**AIM OF THE EXERCISE:**
From the entries below, pull out each line where "Share" appears.

**DATA SECTION:**
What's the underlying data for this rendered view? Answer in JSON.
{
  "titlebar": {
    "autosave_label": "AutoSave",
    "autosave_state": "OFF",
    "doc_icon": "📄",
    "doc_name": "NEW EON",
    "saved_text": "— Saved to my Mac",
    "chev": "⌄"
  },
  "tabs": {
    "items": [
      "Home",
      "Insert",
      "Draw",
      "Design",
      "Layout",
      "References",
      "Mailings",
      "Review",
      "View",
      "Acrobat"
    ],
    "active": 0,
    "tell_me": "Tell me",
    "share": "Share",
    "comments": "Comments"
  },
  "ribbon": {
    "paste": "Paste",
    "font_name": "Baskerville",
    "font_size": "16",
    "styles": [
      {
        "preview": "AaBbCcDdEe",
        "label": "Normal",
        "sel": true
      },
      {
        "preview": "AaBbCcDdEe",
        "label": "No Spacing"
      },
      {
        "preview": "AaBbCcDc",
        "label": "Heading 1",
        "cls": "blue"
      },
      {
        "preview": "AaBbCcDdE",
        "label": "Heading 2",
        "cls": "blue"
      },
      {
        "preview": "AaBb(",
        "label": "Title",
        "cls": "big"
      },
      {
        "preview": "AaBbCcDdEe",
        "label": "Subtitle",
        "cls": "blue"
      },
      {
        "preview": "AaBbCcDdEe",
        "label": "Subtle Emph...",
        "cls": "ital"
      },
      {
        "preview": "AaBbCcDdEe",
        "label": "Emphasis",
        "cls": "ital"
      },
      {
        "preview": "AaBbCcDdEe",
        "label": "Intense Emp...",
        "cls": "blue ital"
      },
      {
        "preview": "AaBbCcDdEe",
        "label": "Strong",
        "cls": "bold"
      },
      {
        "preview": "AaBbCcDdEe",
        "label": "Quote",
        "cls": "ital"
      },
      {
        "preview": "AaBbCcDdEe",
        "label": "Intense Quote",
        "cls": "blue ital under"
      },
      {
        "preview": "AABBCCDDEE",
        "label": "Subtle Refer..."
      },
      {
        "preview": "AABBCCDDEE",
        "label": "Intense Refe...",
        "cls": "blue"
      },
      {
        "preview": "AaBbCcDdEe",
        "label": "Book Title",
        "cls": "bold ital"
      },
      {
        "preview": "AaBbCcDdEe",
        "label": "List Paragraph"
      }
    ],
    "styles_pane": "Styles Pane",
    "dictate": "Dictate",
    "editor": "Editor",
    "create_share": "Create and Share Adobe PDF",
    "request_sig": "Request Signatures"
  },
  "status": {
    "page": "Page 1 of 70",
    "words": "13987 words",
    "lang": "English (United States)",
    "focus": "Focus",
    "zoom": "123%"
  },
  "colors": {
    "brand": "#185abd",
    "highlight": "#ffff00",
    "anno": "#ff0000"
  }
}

**EXPECTED ANSWER:**
    "share": "Share",
    "create_share": "Create and Share Adobe PDF",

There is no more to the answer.